Coming round to stable self-assembly

May 28, 2013
The team used linear and cyclic block copolymers to create flower-shaped micelles. The cyclic-based micelles withstood considerably higher temperatures and salinity levels, and could have numerous applications in industry and green chemistry.

Nanostructures that assemble themselves from polymer molecules could prove to be useful tools in chemistry and industry. However, it is difficult to develop structurally robust self-assembling materials because they are often adversely affected by their surroundings.

Many have evolved to protect themselves in hostile environments. For example, types of archaea - single-cell microorganisms living in hot springs - have cyclic molecules in their cell membranes that form shields to preserve the cell under .

Inspired by nature's use of cyclic structures, Takuya Yamamoto and co-workers at the Department of Organic and , Tokyo Institute of Technology, have dramatically enhanced both the thermal and salt stability of self-assembling polymeric structures, simply by changing the shape of the founding polymers from linear to cyclic.

The team designed new block copolymers - structures comprising several polymers connected by covalent bonding - which self-assembled into shapes called micelles (Fig.1). Micelles have a hydrophilic (water-attracting) , and a hydrophobic (water-repelling) core.

"We designed a cyclic amphiphilic block copolymer by mimicking fat molecules in the of archaea," explains Yamamoto. "Both linear and cyclic copolymers were then used to create identical self-assembling flower-shaped micelles." The team discovered that although the , concentration and dimensions of micelles built from the two differently shaped block copolymers remained the same, the cyclic-based micelles were able to withstand higher temperatures.

"The micelle from cyclic withstood temperatures up to 40°C higher than the linear-based micelles," explains Yamamoto.
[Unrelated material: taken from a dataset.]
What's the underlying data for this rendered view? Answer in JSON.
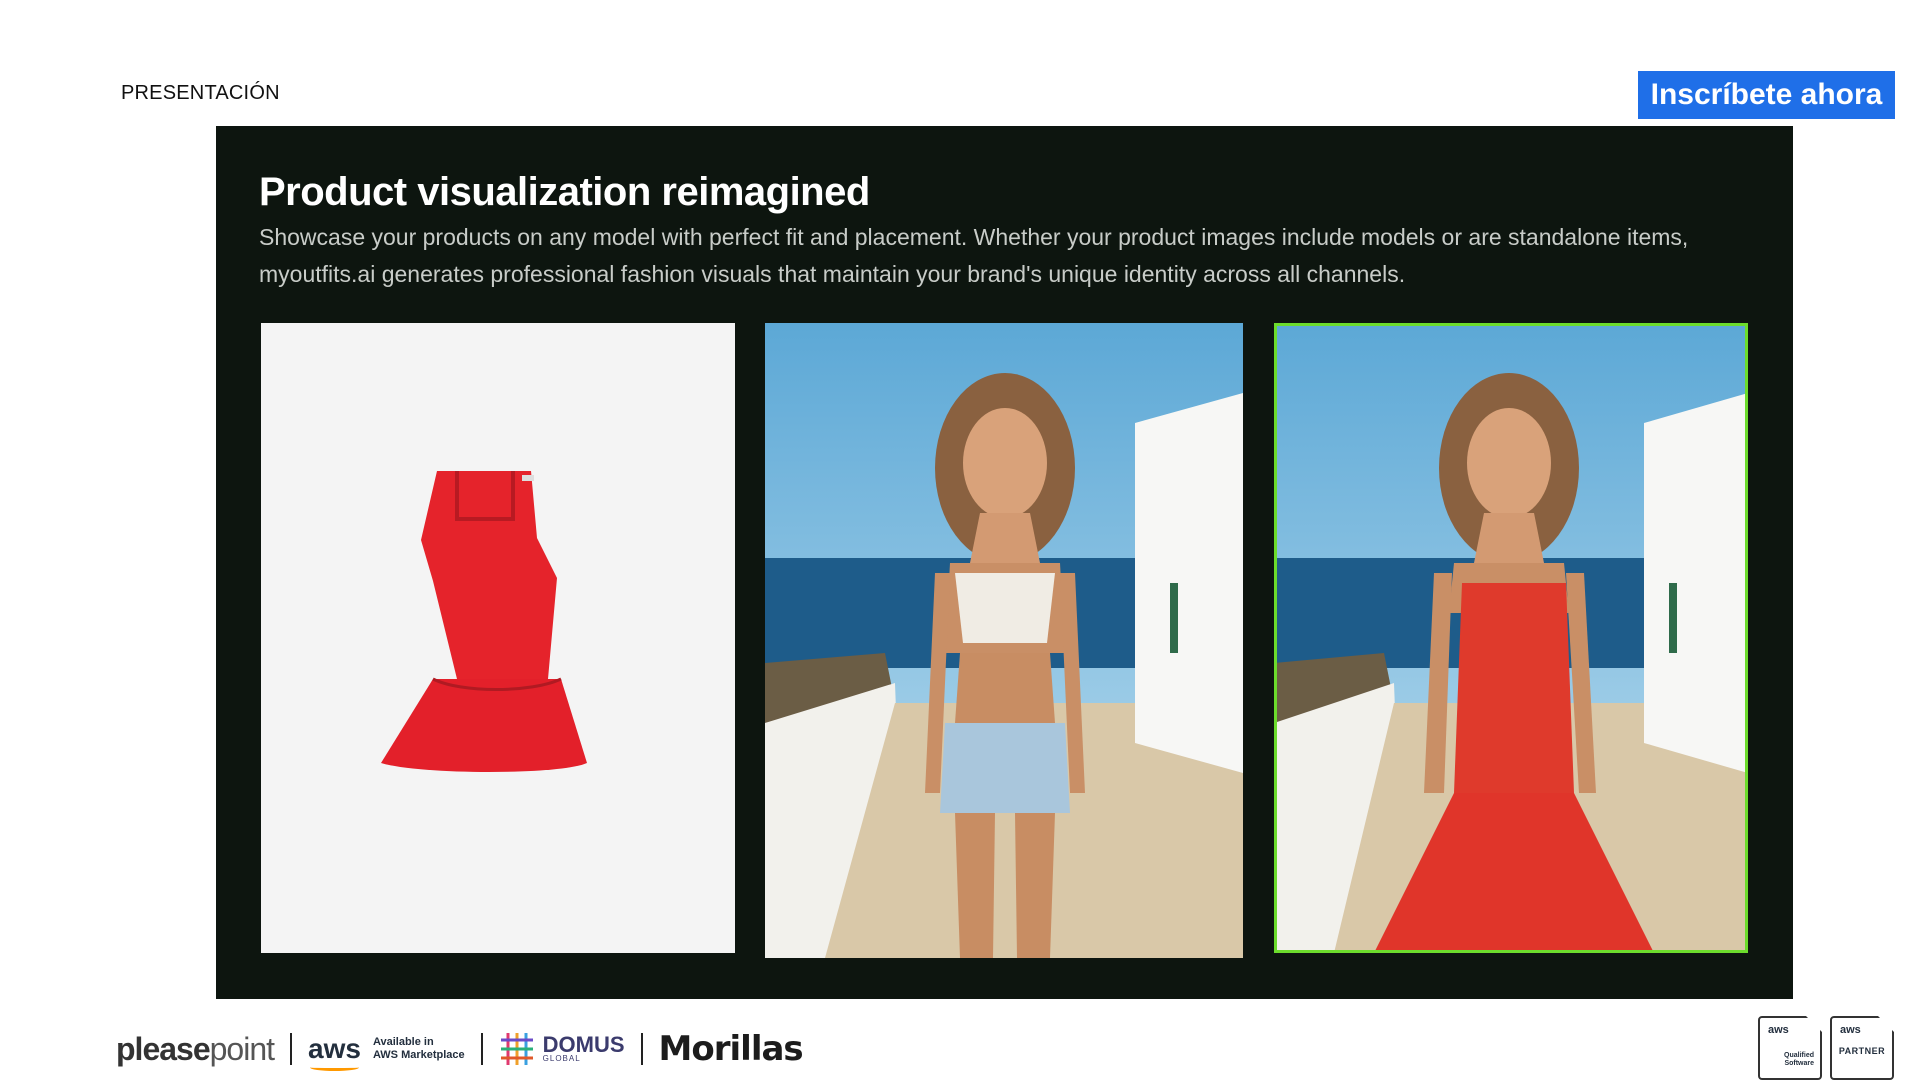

The researchers found that the tail ends of the linear copolymers were more likely to break loose from the flower-shaped structure during heating, allowing for bridging between micelles to occur. This meant that the micelles join together in an agglomerate blob at a relatively low temperature. The micelles created by the cyclical copolymers, on the other hand, had no 'loose ends' to form bridges, meaning the structures remained stable up to far higher temperatures.

The same structural differences allow for a greater tolerance of salt concentrations in the cyclic-based micelles. The loose tails in linear-based micelles allowed rapid dehydration to occur in highly saline environments, whereas the closed cyclic structures are structurally stronger, making them more resilient to salt.

"The combination of higher salting-out concentrations and thermal resistance means these micelles have numerous potential applications," explains Yamamoto. "Possibilities include drug delivery systems, where heating is not possible and salt provides an alternative method for controlling how a micelle responds in order to release a drug." The team also hope that their micelles could provide the basis for many new materials in the field of green chemistry, because their structural robustness is based purely on their shape rather than on complex chemical reactions.

Explore further: Nanoscale packaging could aid delivery of cancer-fighting drugs

More information: Honda, S. et al. Topology-directed control on thermal stability: micelles formed from linear and cyclized amphiphilic block copolymers. JACS Communications, published online July 2010.
Honda, S. et al. Tuneable enhancement of the salt and thermal stability of polymeric micelles by cyclized amphiphiles. Nature Communications 4, Mar 2013.

Related Stories

Chemists design molecule that responds to stimuli

November 23, 2010

(PhysOrg.com) -- The venus flytrap plant captures its prey when it senses the presence of an insect on the tips of its leaves. An amphiphilic molecule designed by chemists at The City College of New York acts in a similar ...

Self-healing dynamic membrane

June 28, 2012

The market for membranes, porous materials used mainly to filter liquids, is booming. However, their design leaves room for improvement. Taking their inspiration from cellular membranes, French researchers from the Institut ...

Recommended for you

Electrical circuit made of gel can repair itself

August 25, 2015

(Phys.org)—Scientists have fabricated a flexible electrical circuit that, when cut into two pieces, can repair itself and fully restore its original conductivity. The circuit is made of a new gel that possesses a combination ...

Scientists grow high-quality graphene from tea tree extract

August 21, 2015

(Phys.org)—Graphene has been grown from materials as diverse as plastic, cockroaches, Girl Scout cookies, and dog feces, and can theoretically be grown from any carbon source. However, scientists are still looking for a ...

0 comments

Please sign in to add a comment. Registration is free, and takes less than a minute. Read more

Click here to reset your password.
Sign in to get notified via email when new comments are made.